> _Task to complete_: Whenever a line in the records below holds the string "Information", copy it out.

(Data for analysis begins)

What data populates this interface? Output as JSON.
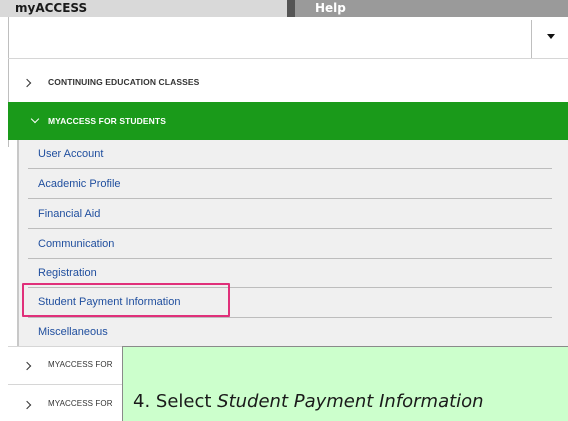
{
  "topbar": {
    "tab_myaccess": "myACCESS",
    "tab_help": "Help"
  },
  "menu": {
    "continuing_education": "CONTINUING EDUCATION CLASSES",
    "myaccess_students": "MYACCESS FOR STUDENTS",
    "myaccess_for_1": "MYACCESS FOR",
    "myaccess_for_2": "MYACCESS FOR"
  },
  "submenu": {
    "items": [
      "User Account",
      "Academic Profile",
      "Financial Aid",
      "Communication",
      "Registration",
      "Student Payment Information",
      "Miscellaneous"
    ],
    "highlighted": "Student Payment Information"
  },
  "callout": {
    "prefix": "4. Select ",
    "emphasis": "Student Payment Information"
  },
  "colors": {
    "green_header": "#1a9a1a",
    "callout_bg": "#ccffcc",
    "highlight_border": "#e0307a",
    "link_text": "#1f4e9e"
  },
  "icons": [
    "dropdown-caret-icon",
    "chevron-right-icon",
    "chevron-down-icon"
  ]
}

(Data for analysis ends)

> _Exercise solution_:
      "Student Payment Information",
    "highlighted": "Student Payment Information"
    "emphasis": "Student Payment Information"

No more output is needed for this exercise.